# Task goal
Every entry below is to be copied exactly, with nothing left out.

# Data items
━━━━━━━━━━━━━━━━

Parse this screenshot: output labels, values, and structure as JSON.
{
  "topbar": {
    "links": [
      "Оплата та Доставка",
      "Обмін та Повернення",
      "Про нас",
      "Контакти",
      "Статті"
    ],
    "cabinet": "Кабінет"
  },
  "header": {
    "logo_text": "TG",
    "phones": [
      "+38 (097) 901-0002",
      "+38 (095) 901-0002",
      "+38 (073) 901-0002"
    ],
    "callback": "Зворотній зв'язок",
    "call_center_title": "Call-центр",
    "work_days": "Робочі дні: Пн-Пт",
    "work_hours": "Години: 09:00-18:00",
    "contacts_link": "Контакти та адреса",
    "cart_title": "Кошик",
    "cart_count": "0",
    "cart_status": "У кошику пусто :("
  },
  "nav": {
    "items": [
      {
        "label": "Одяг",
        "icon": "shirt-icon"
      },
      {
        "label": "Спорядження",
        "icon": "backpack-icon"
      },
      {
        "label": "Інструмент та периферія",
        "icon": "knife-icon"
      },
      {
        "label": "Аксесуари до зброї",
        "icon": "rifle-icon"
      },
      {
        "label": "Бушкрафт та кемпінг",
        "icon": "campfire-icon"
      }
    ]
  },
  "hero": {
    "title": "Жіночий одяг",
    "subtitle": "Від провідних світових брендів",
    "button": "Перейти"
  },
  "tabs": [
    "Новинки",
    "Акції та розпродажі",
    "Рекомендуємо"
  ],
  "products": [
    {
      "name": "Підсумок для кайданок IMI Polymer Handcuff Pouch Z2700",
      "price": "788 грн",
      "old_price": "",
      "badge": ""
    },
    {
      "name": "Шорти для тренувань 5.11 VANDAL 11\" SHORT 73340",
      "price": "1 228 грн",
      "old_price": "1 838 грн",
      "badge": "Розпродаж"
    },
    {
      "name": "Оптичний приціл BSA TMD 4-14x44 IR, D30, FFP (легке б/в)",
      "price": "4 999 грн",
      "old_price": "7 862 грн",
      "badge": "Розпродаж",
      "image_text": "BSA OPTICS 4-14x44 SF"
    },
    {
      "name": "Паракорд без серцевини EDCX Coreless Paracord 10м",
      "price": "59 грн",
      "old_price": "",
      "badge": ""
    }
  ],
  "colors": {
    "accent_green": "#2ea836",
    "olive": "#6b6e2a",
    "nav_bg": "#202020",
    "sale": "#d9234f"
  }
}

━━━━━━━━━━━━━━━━

# Exercise output
Parse this screenshot: output labels, values, and structure as JSON.
{
  "topbar": {
    "links": [
      "Оплата та Доставка",
      "Обмін та Повернення",
      "Про нас",
      "Контакти",
      "Статті"
    ],
    "cabinet": "Кабінет"
  },
  "header": {
    "logo_text": "TG",
    "phones": [
      "+38 (097) 901-0002",
      "+38 (095) 901-0002",
      "+38 (073) 901-0002"
    ],
    "callback": "Зворотній зв'язок",
    "call_center_title": "Call-центр",
    "work_days": "Робочі дні: Пн-Пт",
    "work_hours": "Години: 09:00-18:00",
    "contacts_link": "Контакти та адреса",
    "cart_title": "Кошик",
    "cart_count": "0",
    "cart_status": "У кошику пусто :("
  },
  "nav": {
    "items": [
      {
        "label": "Одяг",
        "icon": "shirt-icon"
      },
      {
        "label": "Спорядження",
        "icon": "backpack-icon"
      },
      {
        "label": "Інструмент та периферія",
        "icon": "knife-icon"
      },
      {
        "label": "Аксесуари до зброї",
        "icon": "rifle-icon"
      },
      {
        "label": "Бушкрафт та кемпінг",
        "icon": "campfire-icon"
      }
    ]
  },
  "hero": {
    "title": "Жіночий одяг",
    "subtitle": "Від провідних світових брендів",
    "button": "Перейти"
  },
  "tabs": [
    "Новинки",
    "Акції та розпродажі",
    "Рекомендуємо"
  ],
  "products": [
    {
      "name": "Підсумок для кайданок IMI Polymer Handcuff Pouch Z2700",
      "price": "788 грн",
      "old_price": "",
      "badge": ""
    },
    {
      "name": "Шорти для тренувань 5.11 VANDAL 11\" SHORT 73340",
      "price": "1 228 грн",
      "old_price": "1 838 грн",
      "badge": "Розпродаж"
    },
    {
      "name": "Оптичний приціл BSA TMD 4-14x44 IR, D30, FFP (легке б/в)",
      "price": "4 999 грн",
      "old_price": "7 862 грн",
      "badge": "Розпродаж",
      "image_text": "BSA OPTICS 4-14x44 SF"
    },
    {
      "name": "Паракорд без серцевини EDCX Coreless Paracord 10м",
      "price": "59 грн",
      "old_price": "",
      "badge": ""
    }
  ],
  "colors": {
    "accent_green": "#2ea836",
    "olive": "#6b6e2a",
    "nav_bg": "#202020",
    "sale": "#d9234f"
  }
}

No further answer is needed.